Unitary patents in brief
The new system – an overview
A unitary patent (or “European patent with unitary effect”) will be a single patent right which will provide patent protection across all EU member states who are participating in the unitary patent system. The new unitary patent will supplement, and not replace, the existing system of patent protection in Europe so that unitary, national and traditional European patent rights will all co-exist.
Unitary patents will be obtained via the existing application process for European patents i.e. by making an application and prosecuting it centrally before the European Patent Office (EPO) until a decision is made that the patent should be granted (or not). It is only once the European patent has been granted that the patentee must either register the European patent as a unitary patent or continue via the traditional route of validating the European patent in each designated country of interest as nationally enforceable rights. This can be contrasted with the application process for national patents which are applied for and prosecuted individually in each country in which a right is desired.
Unlike national and traditional European patents, which are enforced (and challenged) on a country-by-country basis, a unitary patent will provide uniform protection and equal effect in all member states participating in the unitary patent system. In other words, a pan-European infringement action can be brought across most EU member states in a single set of proceedings, and pan-European relief (e.g. a preliminary injunction) can be sought.
Key take away points

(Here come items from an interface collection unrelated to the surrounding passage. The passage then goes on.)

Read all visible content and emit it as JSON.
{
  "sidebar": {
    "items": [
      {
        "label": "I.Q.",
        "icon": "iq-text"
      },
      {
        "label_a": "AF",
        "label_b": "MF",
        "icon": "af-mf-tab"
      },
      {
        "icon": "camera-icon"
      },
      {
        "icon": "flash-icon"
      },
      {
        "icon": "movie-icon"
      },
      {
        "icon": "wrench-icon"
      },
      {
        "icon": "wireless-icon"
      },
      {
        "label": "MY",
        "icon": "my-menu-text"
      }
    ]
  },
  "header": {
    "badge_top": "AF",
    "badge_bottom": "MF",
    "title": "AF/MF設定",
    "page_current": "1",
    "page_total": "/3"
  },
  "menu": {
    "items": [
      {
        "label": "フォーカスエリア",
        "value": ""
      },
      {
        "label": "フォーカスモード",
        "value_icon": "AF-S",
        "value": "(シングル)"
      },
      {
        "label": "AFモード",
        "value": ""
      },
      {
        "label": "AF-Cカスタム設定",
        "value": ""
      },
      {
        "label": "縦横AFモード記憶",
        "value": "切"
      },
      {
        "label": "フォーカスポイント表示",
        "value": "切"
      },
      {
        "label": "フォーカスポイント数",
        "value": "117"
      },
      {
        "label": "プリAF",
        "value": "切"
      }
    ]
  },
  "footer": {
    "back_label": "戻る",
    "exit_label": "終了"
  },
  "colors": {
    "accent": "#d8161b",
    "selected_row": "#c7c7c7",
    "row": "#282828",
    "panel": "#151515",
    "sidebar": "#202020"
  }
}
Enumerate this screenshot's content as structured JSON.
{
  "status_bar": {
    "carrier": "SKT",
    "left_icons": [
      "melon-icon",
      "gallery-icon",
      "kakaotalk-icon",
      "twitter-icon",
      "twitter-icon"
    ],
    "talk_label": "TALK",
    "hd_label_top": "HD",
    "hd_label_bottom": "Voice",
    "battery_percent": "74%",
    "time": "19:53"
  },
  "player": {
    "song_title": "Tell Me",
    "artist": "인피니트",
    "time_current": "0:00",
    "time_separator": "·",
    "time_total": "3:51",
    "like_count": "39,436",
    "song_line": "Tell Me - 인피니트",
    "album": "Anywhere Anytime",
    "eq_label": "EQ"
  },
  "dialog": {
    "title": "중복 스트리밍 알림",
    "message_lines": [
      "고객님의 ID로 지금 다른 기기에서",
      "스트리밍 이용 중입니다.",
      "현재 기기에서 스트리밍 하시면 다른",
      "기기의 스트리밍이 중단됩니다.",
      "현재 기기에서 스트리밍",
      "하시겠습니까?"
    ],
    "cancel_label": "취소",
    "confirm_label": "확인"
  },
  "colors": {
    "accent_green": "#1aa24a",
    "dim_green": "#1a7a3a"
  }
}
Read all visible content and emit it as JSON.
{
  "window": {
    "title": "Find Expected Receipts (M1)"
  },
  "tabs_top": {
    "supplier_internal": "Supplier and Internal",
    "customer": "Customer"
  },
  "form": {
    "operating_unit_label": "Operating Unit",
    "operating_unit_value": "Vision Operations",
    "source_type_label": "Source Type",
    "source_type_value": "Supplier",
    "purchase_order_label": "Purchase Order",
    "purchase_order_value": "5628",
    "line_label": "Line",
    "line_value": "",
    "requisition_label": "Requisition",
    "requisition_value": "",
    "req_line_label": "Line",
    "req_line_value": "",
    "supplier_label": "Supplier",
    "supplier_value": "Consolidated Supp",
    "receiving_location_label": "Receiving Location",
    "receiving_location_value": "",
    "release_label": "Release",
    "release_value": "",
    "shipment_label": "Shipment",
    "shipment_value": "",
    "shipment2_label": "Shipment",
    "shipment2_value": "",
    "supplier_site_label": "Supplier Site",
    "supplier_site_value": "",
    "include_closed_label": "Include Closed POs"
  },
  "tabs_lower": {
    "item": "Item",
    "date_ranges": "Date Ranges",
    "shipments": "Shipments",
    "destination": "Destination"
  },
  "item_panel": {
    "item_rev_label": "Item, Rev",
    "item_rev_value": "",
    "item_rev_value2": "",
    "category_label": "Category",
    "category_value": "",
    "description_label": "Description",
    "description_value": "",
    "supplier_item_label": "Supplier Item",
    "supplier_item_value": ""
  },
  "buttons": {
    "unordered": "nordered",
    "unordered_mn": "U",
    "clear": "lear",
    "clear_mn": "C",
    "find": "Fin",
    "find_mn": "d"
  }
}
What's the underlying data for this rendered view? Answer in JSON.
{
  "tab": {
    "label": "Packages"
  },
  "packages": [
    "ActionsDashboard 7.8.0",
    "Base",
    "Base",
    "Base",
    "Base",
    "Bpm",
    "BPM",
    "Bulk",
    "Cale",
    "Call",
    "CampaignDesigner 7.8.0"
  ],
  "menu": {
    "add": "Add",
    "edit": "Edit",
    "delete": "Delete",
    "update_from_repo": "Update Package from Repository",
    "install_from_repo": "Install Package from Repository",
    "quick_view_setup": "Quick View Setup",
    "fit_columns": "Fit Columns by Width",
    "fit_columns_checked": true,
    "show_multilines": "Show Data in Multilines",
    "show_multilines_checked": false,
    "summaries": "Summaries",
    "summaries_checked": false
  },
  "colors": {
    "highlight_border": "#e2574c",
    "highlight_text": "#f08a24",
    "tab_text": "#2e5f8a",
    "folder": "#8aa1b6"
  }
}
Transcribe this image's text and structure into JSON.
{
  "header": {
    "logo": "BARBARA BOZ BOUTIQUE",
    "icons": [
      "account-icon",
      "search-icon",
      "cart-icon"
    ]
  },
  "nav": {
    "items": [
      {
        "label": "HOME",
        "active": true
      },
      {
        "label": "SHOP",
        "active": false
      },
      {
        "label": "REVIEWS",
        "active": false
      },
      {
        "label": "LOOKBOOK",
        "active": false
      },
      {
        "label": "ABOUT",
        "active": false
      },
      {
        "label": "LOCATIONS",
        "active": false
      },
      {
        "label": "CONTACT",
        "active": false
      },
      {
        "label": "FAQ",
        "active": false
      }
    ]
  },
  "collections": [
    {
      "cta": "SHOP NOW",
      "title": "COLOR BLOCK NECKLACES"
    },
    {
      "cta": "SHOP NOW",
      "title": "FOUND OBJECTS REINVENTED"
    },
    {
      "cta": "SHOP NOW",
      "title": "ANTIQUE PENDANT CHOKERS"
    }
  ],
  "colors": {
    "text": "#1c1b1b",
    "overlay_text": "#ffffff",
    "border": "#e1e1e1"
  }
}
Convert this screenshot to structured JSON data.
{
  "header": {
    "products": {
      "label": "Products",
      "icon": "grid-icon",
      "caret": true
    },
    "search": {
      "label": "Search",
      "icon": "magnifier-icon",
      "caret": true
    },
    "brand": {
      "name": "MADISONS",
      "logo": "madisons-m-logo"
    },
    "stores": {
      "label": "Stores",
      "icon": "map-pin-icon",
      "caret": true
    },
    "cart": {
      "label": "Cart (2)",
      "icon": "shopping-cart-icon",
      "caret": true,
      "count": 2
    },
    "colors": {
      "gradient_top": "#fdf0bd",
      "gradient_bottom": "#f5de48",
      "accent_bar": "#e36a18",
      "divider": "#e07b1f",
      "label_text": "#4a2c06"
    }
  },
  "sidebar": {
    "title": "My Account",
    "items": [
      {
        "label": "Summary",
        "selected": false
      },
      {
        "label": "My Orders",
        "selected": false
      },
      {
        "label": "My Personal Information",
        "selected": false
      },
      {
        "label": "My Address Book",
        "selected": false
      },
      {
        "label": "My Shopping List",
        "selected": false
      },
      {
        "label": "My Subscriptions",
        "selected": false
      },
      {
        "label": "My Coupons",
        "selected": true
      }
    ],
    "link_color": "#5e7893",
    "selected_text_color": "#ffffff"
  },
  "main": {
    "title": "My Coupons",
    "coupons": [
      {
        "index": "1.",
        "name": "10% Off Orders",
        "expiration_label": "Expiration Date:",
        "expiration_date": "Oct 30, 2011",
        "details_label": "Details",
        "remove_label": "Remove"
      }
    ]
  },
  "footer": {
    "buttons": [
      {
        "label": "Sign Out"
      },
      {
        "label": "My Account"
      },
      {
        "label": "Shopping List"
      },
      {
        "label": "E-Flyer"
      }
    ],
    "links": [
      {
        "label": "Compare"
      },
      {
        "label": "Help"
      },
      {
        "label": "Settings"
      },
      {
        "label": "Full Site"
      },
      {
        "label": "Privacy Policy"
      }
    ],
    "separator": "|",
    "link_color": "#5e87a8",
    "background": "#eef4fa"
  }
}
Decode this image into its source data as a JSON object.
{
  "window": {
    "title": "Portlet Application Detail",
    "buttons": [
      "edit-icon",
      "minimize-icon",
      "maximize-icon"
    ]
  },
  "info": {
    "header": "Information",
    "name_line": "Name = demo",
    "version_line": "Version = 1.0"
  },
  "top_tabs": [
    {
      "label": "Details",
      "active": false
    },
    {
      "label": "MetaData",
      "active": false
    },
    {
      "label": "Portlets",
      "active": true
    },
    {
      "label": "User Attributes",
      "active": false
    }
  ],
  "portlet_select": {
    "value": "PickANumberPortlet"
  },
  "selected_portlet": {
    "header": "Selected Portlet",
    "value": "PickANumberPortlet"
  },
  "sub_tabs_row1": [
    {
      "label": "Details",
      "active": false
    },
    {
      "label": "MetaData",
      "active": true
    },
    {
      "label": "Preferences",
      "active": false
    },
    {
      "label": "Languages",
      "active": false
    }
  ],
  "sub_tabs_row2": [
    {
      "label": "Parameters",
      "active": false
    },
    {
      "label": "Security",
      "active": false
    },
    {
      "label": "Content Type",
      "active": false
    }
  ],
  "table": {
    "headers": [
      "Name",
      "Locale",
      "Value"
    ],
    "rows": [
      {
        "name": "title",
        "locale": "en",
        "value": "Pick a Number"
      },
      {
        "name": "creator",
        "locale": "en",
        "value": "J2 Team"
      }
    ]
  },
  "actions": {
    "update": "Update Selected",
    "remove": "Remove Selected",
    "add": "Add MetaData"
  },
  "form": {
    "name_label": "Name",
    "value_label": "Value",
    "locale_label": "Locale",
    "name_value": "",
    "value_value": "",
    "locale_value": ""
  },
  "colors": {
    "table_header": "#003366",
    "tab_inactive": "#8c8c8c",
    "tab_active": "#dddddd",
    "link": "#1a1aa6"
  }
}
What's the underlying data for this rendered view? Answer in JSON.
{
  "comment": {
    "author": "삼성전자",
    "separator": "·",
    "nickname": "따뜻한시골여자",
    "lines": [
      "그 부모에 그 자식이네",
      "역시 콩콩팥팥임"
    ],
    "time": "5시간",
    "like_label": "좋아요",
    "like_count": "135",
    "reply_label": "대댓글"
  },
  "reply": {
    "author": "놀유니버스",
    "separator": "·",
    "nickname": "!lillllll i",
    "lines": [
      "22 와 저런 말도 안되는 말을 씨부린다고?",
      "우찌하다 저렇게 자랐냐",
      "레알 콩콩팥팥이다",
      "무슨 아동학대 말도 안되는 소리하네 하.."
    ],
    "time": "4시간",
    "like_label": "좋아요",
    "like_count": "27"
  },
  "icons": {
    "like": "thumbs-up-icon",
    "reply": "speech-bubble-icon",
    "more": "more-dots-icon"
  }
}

Unitary patents may be attractive to patentees because they will be substantially cheaper to maintain than an equivalent portfolio of European and/or national patents affording the same geographic coverage. They may also prove easier, quicker and potentially cheaper to enforce. Yet, save for the cost advantages, these benefits may be mitigated by the uncertainty surrounding the jurisprudence of the newly established Unitary Patent Court, and the potential for unitary patents to be revoked centrally by the UPC after grant. We consider the potential impact of unitary patents and the UPC on patent filing strategies in more detail here: How to re-evaluate your patent strategies?